Author + information
- Received September 7, 2011
- Revision received July 5, 2012
- Accepted July 9, 2012
- Published online October 1, 2012.
- Sukhjinder S. Nijjer, BSc, MBChB⁎,⁎ (, )
- Punam A. Pabari, MBChB, PhD†,
- Berthold Stegemann, PhD‡,
- Vittorio Palmieri, MD, PhD§,
- Francisco Leyva, MD∥,
- Cecilia Linde, MD, PhD¶,
- Nick Freemantle, PhD#,
- Justin E. Davies, BSc, MBBS, PhD⁎,
- Alun D. Hughes, MBBS, PhD⁎⁎ and
- Darrel P. Francis, MA, MD⁎⁎
- ↵⁎Reprint requests and correspondence:
Dr. Sukhjinder S. Nijjer, Department of Cardiology, Hammersmith Hospital, Du Cane Road, London W12 0HS, United Kingdom
Objectives We sought a method for any reader to quantify the limit, imposed by variability, to sustainably observable R2 between any baseline predictor and response marker. We then apply this to echocardiographic measurements of mechanical dyssynchrony and response.
Background Can mechanical dyssynchrony markers strongly predict ventricular remodeling by biventricular pacing (cardiac resynchronization therapy)?
Methods First, we established the mathematical depression of observable R2 arising from: 1) spontaneous variability of response markers; and 2) test–retest variability of dyssynchrony measurements. Second, we contrasted published R2 values between externally monitored randomized controlled trials and highly skilled single-center studies (HSSCSs).

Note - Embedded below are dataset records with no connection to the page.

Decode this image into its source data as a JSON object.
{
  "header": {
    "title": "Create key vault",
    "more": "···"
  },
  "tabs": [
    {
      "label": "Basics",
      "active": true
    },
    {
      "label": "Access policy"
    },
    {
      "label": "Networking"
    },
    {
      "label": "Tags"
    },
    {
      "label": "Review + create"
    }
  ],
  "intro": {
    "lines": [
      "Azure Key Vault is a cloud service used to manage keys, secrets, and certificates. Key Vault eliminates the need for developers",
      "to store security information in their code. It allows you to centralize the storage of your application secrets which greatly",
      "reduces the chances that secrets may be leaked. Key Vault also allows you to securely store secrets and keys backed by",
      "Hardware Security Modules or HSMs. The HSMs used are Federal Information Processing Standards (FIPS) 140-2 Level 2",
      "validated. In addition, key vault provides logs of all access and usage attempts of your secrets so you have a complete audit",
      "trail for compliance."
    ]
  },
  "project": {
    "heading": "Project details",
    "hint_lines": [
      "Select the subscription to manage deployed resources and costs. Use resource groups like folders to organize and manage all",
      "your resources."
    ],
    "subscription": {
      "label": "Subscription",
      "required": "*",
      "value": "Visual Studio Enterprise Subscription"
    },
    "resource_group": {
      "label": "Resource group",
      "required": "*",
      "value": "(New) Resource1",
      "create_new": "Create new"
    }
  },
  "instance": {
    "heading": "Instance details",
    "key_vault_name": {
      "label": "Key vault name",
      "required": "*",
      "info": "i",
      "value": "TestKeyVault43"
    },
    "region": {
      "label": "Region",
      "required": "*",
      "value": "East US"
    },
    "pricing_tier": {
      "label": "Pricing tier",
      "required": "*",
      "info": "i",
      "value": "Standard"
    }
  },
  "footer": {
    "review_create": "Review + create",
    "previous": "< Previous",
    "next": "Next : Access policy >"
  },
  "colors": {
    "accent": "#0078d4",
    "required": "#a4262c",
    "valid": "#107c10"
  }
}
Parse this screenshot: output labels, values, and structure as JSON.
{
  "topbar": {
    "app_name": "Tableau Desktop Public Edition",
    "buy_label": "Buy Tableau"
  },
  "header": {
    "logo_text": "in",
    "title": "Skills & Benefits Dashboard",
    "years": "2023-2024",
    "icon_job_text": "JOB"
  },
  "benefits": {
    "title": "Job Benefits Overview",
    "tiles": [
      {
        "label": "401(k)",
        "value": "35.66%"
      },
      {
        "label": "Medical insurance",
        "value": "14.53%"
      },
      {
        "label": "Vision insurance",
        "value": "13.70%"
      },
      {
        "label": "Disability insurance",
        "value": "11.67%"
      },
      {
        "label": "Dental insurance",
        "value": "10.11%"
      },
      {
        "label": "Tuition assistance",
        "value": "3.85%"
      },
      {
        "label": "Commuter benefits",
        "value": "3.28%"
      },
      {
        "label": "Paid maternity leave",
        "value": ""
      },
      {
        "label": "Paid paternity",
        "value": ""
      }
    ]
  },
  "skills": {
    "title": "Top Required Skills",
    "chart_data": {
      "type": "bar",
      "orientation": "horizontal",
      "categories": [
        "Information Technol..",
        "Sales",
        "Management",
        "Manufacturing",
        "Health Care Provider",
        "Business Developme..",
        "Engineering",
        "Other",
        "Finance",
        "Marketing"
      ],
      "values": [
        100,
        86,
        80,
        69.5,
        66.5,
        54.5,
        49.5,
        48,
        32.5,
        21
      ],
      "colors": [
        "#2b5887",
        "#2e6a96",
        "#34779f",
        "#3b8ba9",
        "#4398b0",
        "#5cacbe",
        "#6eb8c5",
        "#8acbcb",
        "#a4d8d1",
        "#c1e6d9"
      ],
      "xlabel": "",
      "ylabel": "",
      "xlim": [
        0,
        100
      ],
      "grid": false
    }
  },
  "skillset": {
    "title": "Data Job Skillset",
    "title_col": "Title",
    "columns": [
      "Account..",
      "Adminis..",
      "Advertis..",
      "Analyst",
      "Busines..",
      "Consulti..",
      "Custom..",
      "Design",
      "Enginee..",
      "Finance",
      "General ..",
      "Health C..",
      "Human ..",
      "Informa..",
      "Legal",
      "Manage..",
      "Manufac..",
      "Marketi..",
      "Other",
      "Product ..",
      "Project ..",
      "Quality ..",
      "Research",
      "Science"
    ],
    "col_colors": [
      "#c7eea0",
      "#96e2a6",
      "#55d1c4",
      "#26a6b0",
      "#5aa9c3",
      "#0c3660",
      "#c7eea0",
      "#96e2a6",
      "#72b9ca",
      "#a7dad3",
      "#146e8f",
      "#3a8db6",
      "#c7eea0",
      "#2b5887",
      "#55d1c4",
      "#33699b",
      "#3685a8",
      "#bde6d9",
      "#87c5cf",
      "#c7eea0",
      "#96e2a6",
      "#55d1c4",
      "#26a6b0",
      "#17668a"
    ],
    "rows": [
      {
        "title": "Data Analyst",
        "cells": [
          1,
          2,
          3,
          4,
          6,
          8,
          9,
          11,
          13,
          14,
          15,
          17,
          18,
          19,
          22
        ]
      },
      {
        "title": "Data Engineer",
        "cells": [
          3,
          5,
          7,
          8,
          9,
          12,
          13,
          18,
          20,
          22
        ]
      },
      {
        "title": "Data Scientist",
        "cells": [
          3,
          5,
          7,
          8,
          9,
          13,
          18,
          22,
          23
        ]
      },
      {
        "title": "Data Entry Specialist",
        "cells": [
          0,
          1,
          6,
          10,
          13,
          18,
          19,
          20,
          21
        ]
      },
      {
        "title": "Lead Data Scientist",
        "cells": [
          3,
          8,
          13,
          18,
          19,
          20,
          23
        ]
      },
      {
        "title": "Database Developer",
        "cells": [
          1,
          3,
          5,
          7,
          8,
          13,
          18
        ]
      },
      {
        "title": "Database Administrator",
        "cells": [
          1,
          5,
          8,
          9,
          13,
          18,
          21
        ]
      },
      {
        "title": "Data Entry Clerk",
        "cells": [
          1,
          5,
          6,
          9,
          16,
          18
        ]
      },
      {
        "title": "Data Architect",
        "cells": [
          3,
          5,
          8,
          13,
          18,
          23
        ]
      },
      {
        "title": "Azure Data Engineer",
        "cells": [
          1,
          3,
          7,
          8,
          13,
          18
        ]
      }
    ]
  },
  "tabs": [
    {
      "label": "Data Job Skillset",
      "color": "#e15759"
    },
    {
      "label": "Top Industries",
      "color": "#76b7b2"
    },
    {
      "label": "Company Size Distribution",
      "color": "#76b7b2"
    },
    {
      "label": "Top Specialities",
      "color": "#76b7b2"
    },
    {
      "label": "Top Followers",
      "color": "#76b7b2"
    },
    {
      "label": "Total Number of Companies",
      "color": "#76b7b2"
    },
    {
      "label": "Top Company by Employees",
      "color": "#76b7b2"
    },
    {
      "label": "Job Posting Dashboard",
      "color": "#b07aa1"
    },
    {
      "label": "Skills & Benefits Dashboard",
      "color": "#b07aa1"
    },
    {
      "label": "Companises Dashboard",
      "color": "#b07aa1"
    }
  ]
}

Results Inherent variability of response markers causes a contraction factor in R2 of 0.48 (change in left ventricular ejection fraction [ΔLVEF]), 0.50 (change in end-systolic volume [ΔESV]), and 0.40 (change in end-diastolic volume [ΔEDV]). Simultaneously, inherent variability of mechanical dyssynchrony markers causes a contraction factor of between 0.16 and 0.92 (average, 0.6). Therefore the combined contraction factor, that is, limit on sustainably observable R2 between mechanical dyssynchrony markers and response, is ∼0.29 (ΔLVEF), ∼0.24 (ΔESV), and ∼0.30 (ΔEDV). Many R2 values published in HSSCSs exceeded these mathematical limits; none in externally monitored trials did so. Overall, HSSCSs overestimate R2 by 5- to 20-fold (p = 0.002). Absence of bias-resistance features in study design (formal enrollment and blinded measurements) was associated with more overstatement of R2.
Conclusions Reports of R2 > 0.2 in response prediction arose exclusively from studies without formally documented enrollment and blinding. The HSSCS approach overestimates R2 values, frequently breaching the mathematical ceiling on sustainably observable R2, which is far below 1.0, and can easily be calculated by readers using formulas presented here. Community awareness of this low ceiling may help resist future claims. Reliable individualized response prediction, using methods originally designed for group-mean effects, may never be possible because it has 2 currently unavailable and perhaps impossible prerequisites: 1) excellent blinded test–retest reproducibility of dyssynchrony; and 2) response markers reproducible over time within nonintervened individuals. Dispassionate evaluation, and improvement, of test–retest reproducibility is required before any further claims of strong prediction. Prediction studies should be designed to resist bias.
Research by Dr. Nijjer is supported by the Medical Research Council (grant no. G110043). Research by Drs. Francis and Pabari is supported by the British Heart Foundation (grant nos. FS/10/038 and PG/08/114, respectively). Dr. Leyva has received financial support for research from Medtronic, St. Jude Medical, Sorin, and Boston Scientific. Dr. Linde is a consultant to Medtronic, is the principal investigator for the REVERSE trial, sits on the Data Safety and Monitoring Boards of Biopace study sponsored by St. Jude; and a consultant to CARDIOMEMS. Dr. Freemantle sits on the Data Safety and Monitoring Boards for Medtronic Trials and has received consultancy and travel fees for Medtronic Data Safety and Monitoring Boards. All other authors have reported that they have no relationships relevant to the contents of this paper to disclose.
- Received September 7, 2011.
- Revision received July 5, 2012.
- Accepted July 9, 2012.
- American College of Cardiology Foundation